As we arrive in Lhasa train station we bid our fond farewells, wishing each other good luck for our journeys. I wander around for a while until I see a tall chinese man holding a card with my name on it. I introduce myself and he places a white silk scarf, a Khata, around my neck and bids me welcome to Tibet. I stand for a moment, looking to the blue sky and the mountains around me, feeling a light, cool breeze wash across my body. But the only thing I can think is that only a Tibetan can welcome you to their country. He bundles me into a taxi and we head for the hotel, where he tells me that Nicola, the English girl who will be a part of the Tibetan tour for the next week or so, has already arrived and I can meet her straight away.
I stash my bags in my room and the only thing I can think of is having a beer on the roof of the hotel. I stop off to meet Nicola; a happy, young English girl out to discover the world. I tell her I’m going to the roof to have a beer and check out the view and she thinks I’m crazy to think about having a beer. All the guidebooks advise abstinence from alcohol and cigarettes when at high altitude. Apparently they lessen the body’s ability to handle the stresses of low pressure oxygen supply and altitude sickness can lead to serious complications. Dizziness, nausea, coughing, headaches, confusion, bladder dysfunction and death are all a part of the fun. If you remain at altitude when the symptoms begin to get serious, the chances are that you will die. I have no intention of leaving Tibet one second before it becomes a legal necessity, so I’m determined to push through whatever the experience will bring me.
So I’m sitting on the roof of the hotel, watching an astonishingly stunning sunset as I sip my beer and savour my cigarette. Between beers I wander around the rooftop, taking pictures in every direction and chatting to Nicola along the way. I feel like I’m seeing something truly special, there is a curious feeling about this city and I keep staring at Potala Palace – the old home of the Dalai Lama. As the sky changes colours again and again, I feel a love for Tibet pouring into me from all sides. The sky slowly darkens on the roof of the world and I begin to feel incredibly happy.
I turn to Nicola and say,
“You know, before I got here, I was really worried about spending so much money on this trip. Now I’m here, just seeing this, just experiencing this…..I…..I….just cant care about money anymore.”
She looks thoughtful for a while, slowly scanning her eyes along the mountains that surround us on all sides.
“I think I know what you mean. If I had to leave now, I don’t think I’d be that upset.”
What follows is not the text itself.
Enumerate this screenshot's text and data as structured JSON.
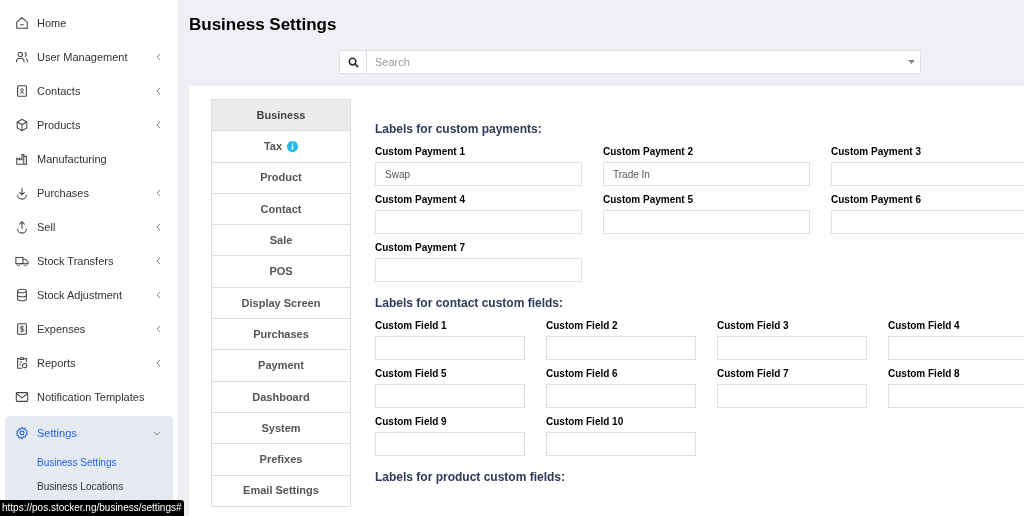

“Yup, that’s it. You’d be content. But the fact we’re about to spend the next week or so travelling around this country is making me feel incredibly happy with my life.”
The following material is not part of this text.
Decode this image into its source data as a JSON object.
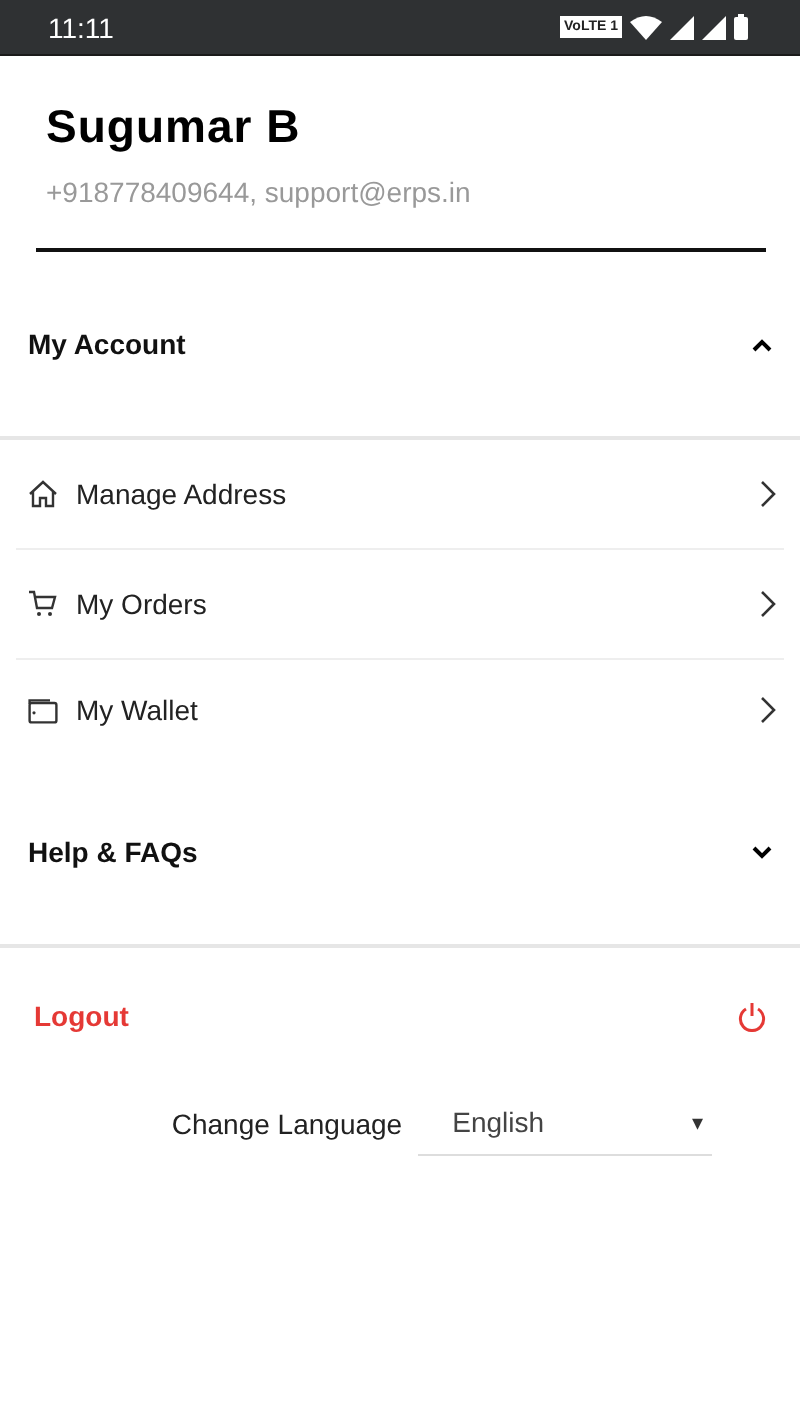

I feel like taking the whole world in my arms and giving it a huge bear hug to share the feeling, but I settle for another beer and a smoke as night settles on Lhasa.